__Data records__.
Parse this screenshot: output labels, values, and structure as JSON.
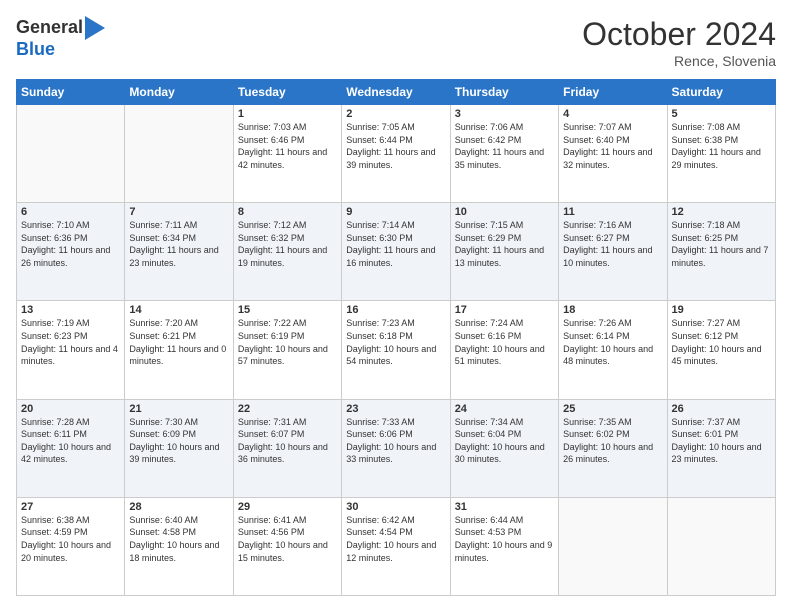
{
  "logo": {
    "general": "General",
    "blue": "Blue"
  },
  "title": "October 2024",
  "location": "Rence, Slovenia",
  "days_header": [
    "Sunday",
    "Monday",
    "Tuesday",
    "Wednesday",
    "Thursday",
    "Friday",
    "Saturday"
  ],
  "weeks": [
    [
      {
        "day": "",
        "sunrise": "",
        "sunset": "",
        "daylight": ""
      },
      {
        "day": "",
        "sunrise": "",
        "sunset": "",
        "daylight": ""
      },
      {
        "day": "1",
        "sunrise": "Sunrise: 7:03 AM",
        "sunset": "Sunset: 6:46 PM",
        "daylight": "Daylight: 11 hours and 42 minutes."
      },
      {
        "day": "2",
        "sunrise": "Sunrise: 7:05 AM",
        "sunset": "Sunset: 6:44 PM",
        "daylight": "Daylight: 11 hours and 39 minutes."
      },
      {
        "day": "3",
        "sunrise": "Sunrise: 7:06 AM",
        "sunset": "Sunset: 6:42 PM",
        "daylight": "Daylight: 11 hours and 35 minutes."
      },
      {
        "day": "4",
        "sunrise": "Sunrise: 7:07 AM",
        "sunset": "Sunset: 6:40 PM",
        "daylight": "Daylight: 11 hours and 32 minutes."
      },
      {
        "day": "5",
        "sunrise": "Sunrise: 7:08 AM",
        "sunset": "Sunset: 6:38 PM",
        "daylight": "Daylight: 11 hours and 29 minutes."
      }
    ],
    [
      {
        "day": "6",
        "sunrise": "Sunrise: 7:10 AM",
        "sunset": "Sunset: 6:36 PM",
        "daylight": "Daylight: 11 hours and 26 minutes."
      },
      {
        "day": "7",
        "sunrise": "Sunrise: 7:11 AM",
        "sunset": "Sunset: 6:34 PM",
        "daylight": "Daylight: 11 hours and 23 minutes."
      },
      {
        "day": "8",
        "sunrise": "Sunrise: 7:12 AM",
        "sunset": "Sunset: 6:32 PM",
        "daylight": "Daylight: 11 hours and 19 minutes."
      },
      {
        "day": "9",
        "sunrise": "Sunrise: 7:14 AM",
        "sunset": "Sunset: 6:30 PM",
        "daylight": "Daylight: 11 hours and 16 minutes."
      },
      {
        "day": "10",
        "sunrise": "Sunrise: 7:15 AM",
        "sunset": "Sunset: 6:29 PM",
        "daylight": "Daylight: 11 hours and 13 minutes."
      },
      {
        "day": "11",
        "sunrise": "Sunrise: 7:16 AM",
        "sunset": "Sunset: 6:27 PM",
        "daylight": "Daylight: 11 hours and 10 minutes."
      },
      {
        "day": "12",
        "sunrise": "Sunrise: 7:18 AM",
        "sunset": "Sunset: 6:25 PM",
        "daylight": "Daylight: 11 hours and 7 minutes."
      }
    ],
    [
      {
        "day": "13",
        "sunrise": "Sunrise: 7:19 AM",
        "sunset": "Sunset: 6:23 PM",
        "daylight": "Daylight: 11 hours and 4 minutes."
      },
      {
        "day": "14",
        "sunrise": "Sunrise: 7:20 AM",
        "sunset": "Sunset: 6:21 PM",
        "daylight": "Daylight: 11 hours and 0 minutes."
      },
      {
        "day": "15",
        "sunrise": "Sunrise: 7:22 AM",
        "sunset": "Sunset: 6:19 PM",
        "daylight": "Daylight: 10 hours and 57 minutes."
      },
      {
        "day": "16",
        "sunrise": "Sunrise: 7:23 AM",
        "sunset": "Sunset: 6:18 PM",
        "daylight": "Daylight: 10 hours and 54 minutes."
      },
      {
        "day": "17",
        "sunrise": "Sunrise: 7:24 AM",
        "sunset": "Sunset: 6:16 PM",
        "daylight": "Daylight: 10 hours and 51 minutes."
      },
      {
        "day": "18",
        "sunrise": "Sunrise: 7:26 AM",
        "sunset": "Sunset: 6:14 PM",
        "daylight": "Daylight: 10 hours and 48 minutes."
      },
      {
        "day": "19",
        "sunrise": "Sunrise: 7:27 AM",
        "sunset": "Sunset: 6:12 PM",
        "daylight": "Daylight: 10 hours and 45 minutes."
      }
    ],
    [
      {
        "day": "20",
        "sunrise": "Sunrise: 7:28 AM",
        "sunset": "Sunset: 6:11 PM",
        "daylight": "Daylight: 10 hours and 42 minutes."
      },
      {
        "day": "21",
        "sunrise": "Sunrise: 7:30 AM",
        "sunset": "Sunset: 6:09 PM",
        "daylight": "Daylight: 10 hours and 39 minutes."
      },
      {
        "day": "22",
        "sunrise": "Sunrise: 7:31 AM",
        "sunset": "Sunset: 6:07 PM",
        "daylight": "Daylight: 10 hours and 36 minutes."
      },
      {
        "day": "23",
        "sunrise": "Sunrise: 7:33 AM",
        "sunset": "Sunset: 6:06 PM",
        "daylight": "Daylight: 10 hours and 33 minutes."
      },
      {
        "day": "24",
        "sunrise": "Sunrise: 7:34 AM",
        "sunset": "Sunset: 6:04 PM",
        "daylight": "Daylight: 10 hours and 30 minutes."
      },
      {
        "day": "25",
        "sunrise": "Sunrise: 7:35 AM",
        "sunset": "Sunset: 6:02 PM",
        "daylight": "Daylight: 10 hours and 26 minutes."
      },
      {
        "day": "26",
        "sunrise": "Sunrise: 7:37 AM",
        "sunset": "Sunset: 6:01 PM",
        "daylight": "Daylight: 10 hours and 23 minutes."
      }
    ],
    [
      {
        "day": "27",
        "sunrise": "Sunrise: 6:38 AM",
        "sunset": "Sunset: 4:59 PM",
        "daylight": "Daylight: 10 hours and 20 minutes."
      },
      {
        "day": "28",
        "sunrise": "Sunrise: 6:40 AM",
        "sunset": "Sunset: 4:58 PM",
        "daylight": "Daylight: 10 hours and 18 minutes."
      },
      {
        "day": "29",
        "sunrise": "Sunrise: 6:41 AM",
        "sunset": "Sunset: 4:56 PM",
        "daylight": "Daylight: 10 hours and 15 minutes."
      },
      {
        "day": "30",
        "sunrise": "Sunrise: 6:42 AM",
        "sunset": "Sunset: 4:54 PM",
        "daylight": "Daylight: 10 hours and 12 minutes."
      },
      {
        "day": "31",
        "sunrise": "Sunrise: 6:44 AM",
        "sunset": "Sunset: 4:53 PM",
        "daylight": "Daylight: 10 hours and 9 minutes."
      },
      {
        "day": "",
        "sunrise": "",
        "sunset": "",
        "daylight": ""
      },
      {
        "day": "",
        "sunrise": "",
        "sunset": "",
        "daylight": ""
      }
    ]
  ]
}
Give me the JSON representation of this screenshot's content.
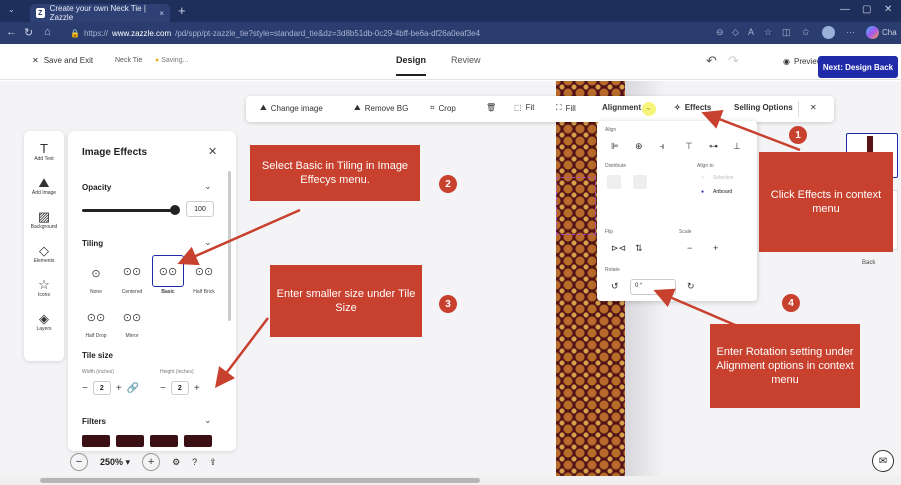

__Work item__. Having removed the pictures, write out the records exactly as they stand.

__Response to this task__.
Parse this screenshot: output labels, values, and structure as JSON.
{
  "logo": {
    "general": "General",
    "blue": "Blue"
  },
  "title": "October 2024",
  "location": "Rence, Slovenia",
  "days_header": [
    "Sunday",
    "Monday",
    "Tuesday",
    "Wednesday",
    "Thursday",
    "Friday",
    "Saturday"
  ],
  "weeks": [
    [
      {
        "day": "",
        "sunrise": "",
        "sunset": "",
        "daylight": ""
      },
      {
        "day": "",
        "sunrise": "",
        "sunset": "",
        "daylight": ""
      },
      {
        "day": "1",
        "sunrise": "Sunrise: 7:03 AM",
        "sunset": "Sunset: 6:46 PM",
        "daylight": "Daylight: 11 hours and 42 minutes."
      },
      {
        "day": "2",
        "sunrise": "Sunrise: 7:05 AM",
        "sunset": "Sunset: 6:44 PM",
        "daylight": "Daylight: 11 hours and 39 minutes."
      },
      {
        "day": "3",
        "sunrise": "Sunrise: 7:06 AM",
        "sunset": "Sunset: 6:42 PM",
        "daylight": "Daylight: 11 hours and 35 minutes."
      },
      {
        "day": "4",
        "sunrise": "Sunrise: 7:07 AM",
        "sunset": "Sunset: 6:40 PM",
        "daylight": "Daylight: 11 hours and 32 minutes."
      },
      {
        "day": "5",
        "sunrise": "Sunrise: 7:08 AM",
        "sunset": "Sunset: 6:38 PM",
        "daylight": "Daylight: 11 hours and 29 minutes."
      }
    ],
    [
      {
        "day": "6",
        "sunrise": "Sunrise: 7:10 AM",
        "sunset": "Sunset: 6:36 PM",
        "daylight": "Daylight: 11 hours and 26 minutes."
      },
      {
        "day": "7",
        "sunrise": "Sunrise: 7:11 AM",
        "sunset": "Sunset: 6:34 PM",
        "daylight": "Daylight: 11 hours and 23 minutes."
      },
      {
        "day": "8",
        "sunrise": "Sunrise: 7:12 AM",
        "sunset": "Sunset: 6:32 PM",
        "daylight": "Daylight: 11 hours and 19 minutes."
      },
      {
        "day": "9",
        "sunrise": "Sunrise: 7:14 AM",
        "sunset": "Sunset: 6:30 PM",
        "daylight": "Daylight: 11 hours and 16 minutes."
      },
      {
        "day": "10",
        "sunrise": "Sunrise: 7:15 AM",
        "sunset": "Sunset: 6:29 PM",
        "daylight": "Daylight: 11 hours and 13 minutes."
      },
      {
        "day": "11",
        "sunrise": "Sunrise: 7:16 AM",
        "sunset": "Sunset: 6:27 PM",
        "daylight": "Daylight: 11 hours and 10 minutes."
      },
      {
        "day": "12",
        "sunrise": "Sunrise: 7:18 AM",
        "sunset": "Sunset: 6:25 PM",
        "daylight": "Daylight: 11 hours and 7 minutes."
      }
    ],
    [
      {
        "day": "13",
        "sunrise": "Sunrise: 7:19 AM",
        "sunset": "Sunset: 6:23 PM",
        "daylight": "Daylight: 11 hours and 4 minutes."
      },
      {
        "day": "14",
        "sunrise": "Sunrise: 7:20 AM",
        "sunset": "Sunset: 6:21 PM",
        "daylight": "Daylight: 11 hours and 0 minutes."
      },
      {
        "day": "15",
        "sunrise": "Sunrise: 7:22 AM",
        "sunset": "Sunset: 6:19 PM",
        "daylight": "Daylight: 10 hours and 57 minutes."
      },
      {
        "day": "16",
        "sunrise": "Sunrise: 7:23 AM",
        "sunset": "Sunset: 6:18 PM",
        "daylight": "Daylight: 10 hours and 54 minutes."
      },
      {
        "day": "17",
        "sunrise": "Sunrise: 7:24 AM",
        "sunset": "Sunset: 6:16 PM",
        "daylight": "Daylight: 10 hours and 51 minutes."
      },
      {
        "day": "18",
        "sunrise": "Sunrise: 7:26 AM",
        "sunset": "Sunset: 6:14 PM",
        "daylight": "Daylight: 10 hours and 48 minutes."
      },
      {
        "day": "19",
        "sunrise": "Sunrise: 7:27 AM",
        "sunset": "Sunset: 6:12 PM",
        "daylight": "Daylight: 10 hours and 45 minutes."
      }
    ],
    [
      {
        "day": "20",
        "sunrise": "Sunrise: 7:28 AM",
        "sunset": "Sunset: 6:11 PM",
        "daylight": "Daylight: 10 hours and 42 minutes."
      },
      {
        "day": "21",
        "sunrise": "Sunrise: 7:30 AM",
        "sunset": "Sunset: 6:09 PM",
        "daylight": "Daylight: 10 hours and 39 minutes."
      },
      {
        "day": "22",
        "sunrise": "Sunrise: 7:31 AM",
        "sunset": "Sunset: 6:07 PM",
        "daylight": "Daylight: 10 hours and 36 minutes."
      },
      {
        "day": "23",
        "sunrise": "Sunrise: 7:33 AM",
        "sunset": "Sunset: 6:06 PM",
        "daylight": "Daylight: 10 hours and 33 minutes."
      },
      {
        "day": "24",
        "sunrise": "Sunrise: 7:34 AM",
        "sunset": "Sunset: 6:04 PM",
        "daylight": "Daylight: 10 hours and 30 minutes."
      },
      {
        "day": "25",
        "sunrise": "Sunrise: 7:35 AM",
        "sunset": "Sunset: 6:02 PM",
        "daylight": "Daylight: 10 hours and 26 minutes."
      },
      {
        "day": "26",
        "sunrise": "Sunrise: 7:37 AM",
        "sunset": "Sunset: 6:01 PM",
        "daylight": "Daylight: 10 hours and 23 minutes."
      }
    ],
    [
      {
        "day": "27",
        "sunrise": "Sunrise: 6:38 AM",
        "sunset": "Sunset: 4:59 PM",
        "daylight": "Daylight: 10 hours and 20 minutes."
      },
      {
        "day": "28",
        "sunrise": "Sunrise: 6:40 AM",
        "sunset": "Sunset: 4:58 PM",
        "daylight": "Daylight: 10 hours and 18 minutes."
      },
      {
        "day": "29",
        "sunrise": "Sunrise: 6:41 AM",
        "sunset": "Sunset: 4:56 PM",
        "daylight": "Daylight: 10 hours and 15 minutes."
      },
      {
        "day": "30",
        "sunrise": "Sunrise: 6:42 AM",
        "sunset": "Sunset: 4:54 PM",
        "daylight": "Daylight: 10 hours and 12 minutes."
      },
      {
        "day": "31",
        "sunrise": "Sunrise: 6:44 AM",
        "sunset": "Sunset: 4:53 PM",
        "daylight": "Daylight: 10 hours and 9 minutes."
      },
      {
        "day": "",
        "sunrise": "",
        "sunset": "",
        "daylight": ""
      },
      {
        "day": "",
        "sunrise": "",
        "sunset": "",
        "daylight": ""
      }
    ]
  ]
}
Give me the JSON representation of this screenshot's content.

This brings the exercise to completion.